» Problem to work on:
Set down the entries below exactly; drop the pictures.

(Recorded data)
++++++++

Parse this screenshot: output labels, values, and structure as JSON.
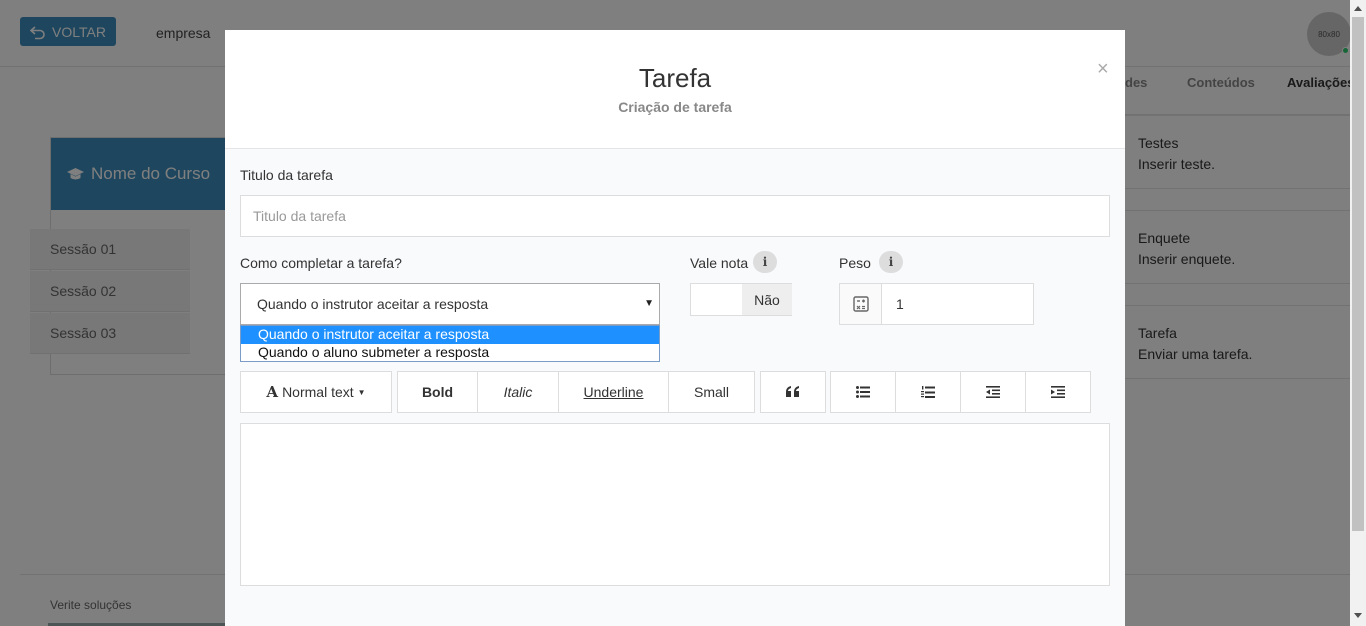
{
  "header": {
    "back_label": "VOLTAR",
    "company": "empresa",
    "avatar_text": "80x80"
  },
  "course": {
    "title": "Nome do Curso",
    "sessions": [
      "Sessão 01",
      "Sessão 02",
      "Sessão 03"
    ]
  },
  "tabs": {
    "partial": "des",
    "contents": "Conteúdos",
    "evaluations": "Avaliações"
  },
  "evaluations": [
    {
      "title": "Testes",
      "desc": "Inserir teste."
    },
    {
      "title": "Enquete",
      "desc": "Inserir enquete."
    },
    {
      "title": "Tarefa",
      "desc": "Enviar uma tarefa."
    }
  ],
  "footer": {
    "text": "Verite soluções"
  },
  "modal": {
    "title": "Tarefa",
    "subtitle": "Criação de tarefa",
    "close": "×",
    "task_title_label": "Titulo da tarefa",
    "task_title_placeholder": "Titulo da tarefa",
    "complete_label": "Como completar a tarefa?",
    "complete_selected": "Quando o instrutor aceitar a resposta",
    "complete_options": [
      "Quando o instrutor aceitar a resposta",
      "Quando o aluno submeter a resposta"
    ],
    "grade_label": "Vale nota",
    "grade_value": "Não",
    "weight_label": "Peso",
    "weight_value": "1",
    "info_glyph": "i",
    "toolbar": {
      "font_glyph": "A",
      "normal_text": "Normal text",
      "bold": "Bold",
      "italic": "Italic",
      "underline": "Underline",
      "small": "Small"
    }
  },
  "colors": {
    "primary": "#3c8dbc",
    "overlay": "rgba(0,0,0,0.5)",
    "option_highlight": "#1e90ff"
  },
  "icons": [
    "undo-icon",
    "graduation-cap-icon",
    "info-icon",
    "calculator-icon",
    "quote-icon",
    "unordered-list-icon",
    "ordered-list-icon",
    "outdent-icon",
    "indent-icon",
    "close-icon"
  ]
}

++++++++

» Response:
Parse this screenshot: output labels, values, and structure as JSON.
{
  "header": {
    "back_label": "VOLTAR",
    "company": "empresa",
    "avatar_text": "80x80"
  },
  "course": {
    "title": "Nome do Curso",
    "sessions": [
      "Sessão 01",
      "Sessão 02",
      "Sessão 03"
    ]
  },
  "tabs": {
    "partial": "des",
    "contents": "Conteúdos",
    "evaluations": "Avaliações"
  },
  "evaluations": [
    {
      "title": "Testes",
      "desc": "Inserir teste."
    },
    {
      "title": "Enquete",
      "desc": "Inserir enquete."
    },
    {
      "title": "Tarefa",
      "desc": "Enviar uma tarefa."
    }
  ],
  "footer": {
    "text": "Verite soluções"
  },
  "modal": {
    "title": "Tarefa",
    "subtitle": "Criação de tarefa",
    "close": "×",
    "task_title_label": "Titulo da tarefa",
    "task_title_placeholder": "Titulo da tarefa",
    "complete_label": "Como completar a tarefa?",
    "complete_selected": "Quando o instrutor aceitar a resposta",
    "complete_options": [
      "Quando o instrutor aceitar a resposta",
      "Quando o aluno submeter a resposta"
    ],
    "grade_label": "Vale nota",
    "grade_value": "Não",
    "weight_label": "Peso",
    "weight_value": "1",
    "info_glyph": "i",
    "toolbar": {
      "font_glyph": "A",
      "normal_text": "Normal text",
      "bold": "Bold",
      "italic": "Italic",
      "underline": "Underline",
      "small": "Small"
    }
  },
  "colors": {
    "primary": "#3c8dbc",
    "overlay": "rgba(0,0,0,0.5)",
    "option_highlight": "#1e90ff"
  },
  "icons": [
    "undo-icon",
    "graduation-cap-icon",
    "info-icon",
    "calculator-icon",
    "quote-icon",
    "unordered-list-icon",
    "ordered-list-icon",
    "outdent-icon",
    "indent-icon",
    "close-icon"
  ]
}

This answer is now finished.